Investors have been waiting with breathless anticipation for CBOE (Chicago Board Options Exchange) to enter the public markets, especially as many other security exchanges took their turn through the years. Although it may not be the best time for an IPO, CBOE will remain virtually impervious to the pessimistic markets. The current economic environment has presented challenges for most IPOs this year, leaving many companies between a rock and a hard place having to decide to postpone the offering or lower terms between -25% to close to -50.0%. With six IPOs scheduled for this week, many deals may be forced into that position, but as the first, and one of the largest options exchanges in the world, CBOE, expected to price Monday, is sure to buck the trend. For investors able to get share, we suggest some levelheaded investing -- buy at the IPO and in the aftermarket, buy smartly as it moves higher and buy even more on dips. The recent wave of negative market sentiment brought with it some new developments, including the disappointing realization by investors that Goldman Sachs' ( GS) second name might by spelled better using a different vowel. There was a time when Goldman's name was synonymous with a successful deal, but after the abysmal performance of both Niska Gas Storage Partners ( NKA) and Metals USA Holding ( MUSA), that is no longer the case; now its priority seems to be catering to the issuers rather than giving investors good value. Goldman has repeatedly gone against the grain, pricing four of its recent deals at or above their high-end expected price range, leading investors to believe these held value. The Street has yet to resolve the fact that Goldman brought new definition to the phrase "caveat emptor" with MUSA, pricing it $1 above the original price range, followed by opening -$0.95 and closing -$1.93 on the day. If you really want to get sick, it is now trading down more than 30.0% from its issue price.

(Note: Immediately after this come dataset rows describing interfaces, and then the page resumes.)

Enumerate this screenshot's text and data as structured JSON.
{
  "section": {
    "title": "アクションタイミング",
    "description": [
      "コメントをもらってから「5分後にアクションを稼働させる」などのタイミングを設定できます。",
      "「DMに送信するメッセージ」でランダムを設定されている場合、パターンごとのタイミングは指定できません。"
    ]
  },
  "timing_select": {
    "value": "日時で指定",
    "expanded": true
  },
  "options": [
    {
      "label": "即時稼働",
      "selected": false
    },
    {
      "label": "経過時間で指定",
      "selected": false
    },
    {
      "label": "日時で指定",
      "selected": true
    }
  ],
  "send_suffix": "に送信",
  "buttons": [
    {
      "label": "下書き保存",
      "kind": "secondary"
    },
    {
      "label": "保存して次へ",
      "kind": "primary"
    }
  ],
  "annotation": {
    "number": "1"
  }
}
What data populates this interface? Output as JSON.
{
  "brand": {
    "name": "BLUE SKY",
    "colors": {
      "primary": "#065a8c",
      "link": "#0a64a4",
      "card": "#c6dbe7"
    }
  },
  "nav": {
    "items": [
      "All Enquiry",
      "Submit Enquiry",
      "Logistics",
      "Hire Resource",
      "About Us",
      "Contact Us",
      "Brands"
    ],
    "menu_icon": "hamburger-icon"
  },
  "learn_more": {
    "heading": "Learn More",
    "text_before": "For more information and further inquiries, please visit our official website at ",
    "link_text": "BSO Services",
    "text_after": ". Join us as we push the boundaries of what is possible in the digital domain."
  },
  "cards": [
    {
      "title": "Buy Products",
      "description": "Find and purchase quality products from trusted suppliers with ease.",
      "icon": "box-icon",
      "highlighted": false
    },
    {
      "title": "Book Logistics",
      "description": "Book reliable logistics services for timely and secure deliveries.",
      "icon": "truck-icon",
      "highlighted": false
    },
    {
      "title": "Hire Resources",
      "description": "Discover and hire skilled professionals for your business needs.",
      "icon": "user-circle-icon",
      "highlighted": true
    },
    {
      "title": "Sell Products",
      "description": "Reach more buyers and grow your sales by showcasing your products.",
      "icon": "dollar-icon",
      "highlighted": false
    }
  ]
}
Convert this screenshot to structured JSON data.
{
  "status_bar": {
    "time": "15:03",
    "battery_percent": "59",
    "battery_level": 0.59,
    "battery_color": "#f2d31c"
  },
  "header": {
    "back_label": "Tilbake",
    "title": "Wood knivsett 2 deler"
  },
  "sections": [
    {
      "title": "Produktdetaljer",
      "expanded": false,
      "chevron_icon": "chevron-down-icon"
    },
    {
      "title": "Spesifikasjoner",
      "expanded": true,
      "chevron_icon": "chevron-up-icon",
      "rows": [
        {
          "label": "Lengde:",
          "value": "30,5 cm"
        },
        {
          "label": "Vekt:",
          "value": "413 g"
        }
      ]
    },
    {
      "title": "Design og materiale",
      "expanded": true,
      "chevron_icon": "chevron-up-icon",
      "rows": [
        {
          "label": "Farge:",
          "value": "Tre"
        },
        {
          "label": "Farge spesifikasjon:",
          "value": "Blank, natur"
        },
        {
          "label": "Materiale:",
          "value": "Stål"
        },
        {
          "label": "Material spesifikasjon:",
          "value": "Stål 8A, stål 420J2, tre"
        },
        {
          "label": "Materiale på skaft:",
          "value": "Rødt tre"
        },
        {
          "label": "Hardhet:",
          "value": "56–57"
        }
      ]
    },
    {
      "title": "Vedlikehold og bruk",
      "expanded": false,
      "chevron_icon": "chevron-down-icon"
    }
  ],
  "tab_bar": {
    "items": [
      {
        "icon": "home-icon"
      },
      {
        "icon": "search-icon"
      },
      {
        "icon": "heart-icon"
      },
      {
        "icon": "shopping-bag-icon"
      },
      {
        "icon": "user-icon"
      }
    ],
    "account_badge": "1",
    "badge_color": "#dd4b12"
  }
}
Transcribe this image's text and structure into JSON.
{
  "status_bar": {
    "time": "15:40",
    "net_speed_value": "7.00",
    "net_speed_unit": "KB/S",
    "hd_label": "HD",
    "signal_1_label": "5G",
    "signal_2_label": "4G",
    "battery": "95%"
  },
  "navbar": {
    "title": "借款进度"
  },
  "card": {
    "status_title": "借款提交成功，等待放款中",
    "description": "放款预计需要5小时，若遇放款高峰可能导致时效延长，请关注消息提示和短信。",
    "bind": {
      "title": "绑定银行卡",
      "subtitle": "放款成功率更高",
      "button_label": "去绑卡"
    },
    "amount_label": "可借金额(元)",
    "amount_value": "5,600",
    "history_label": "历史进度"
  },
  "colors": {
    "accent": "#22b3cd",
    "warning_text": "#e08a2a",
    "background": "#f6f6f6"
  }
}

We are not saying that all of Goldman's deals need to be winners, but this disconnect between Goldman's pricing terms and the IPO's actual performances has burned bridges with some investors. However, CBOE might go a long way toward reversing the backlash Goldman has felt. Despite Goldman also dropping the ball when it comes to supporting its deals in the aftermarket, it has been successful as far as choosing to lead some fundamentally strong companies, which did not need its "help" in order to open with a premium and maintain higher aftermarket levels. There is no doubt that CBOE will fall into this category, generating investors' interest at the opening. Expected to be one of the top performers of 2010 to date, Goldman will most likely price the deal above its current price range of $27 to $29 and possibly increase the 11.7 million shares, hopefully not stretching the limits of investor demand.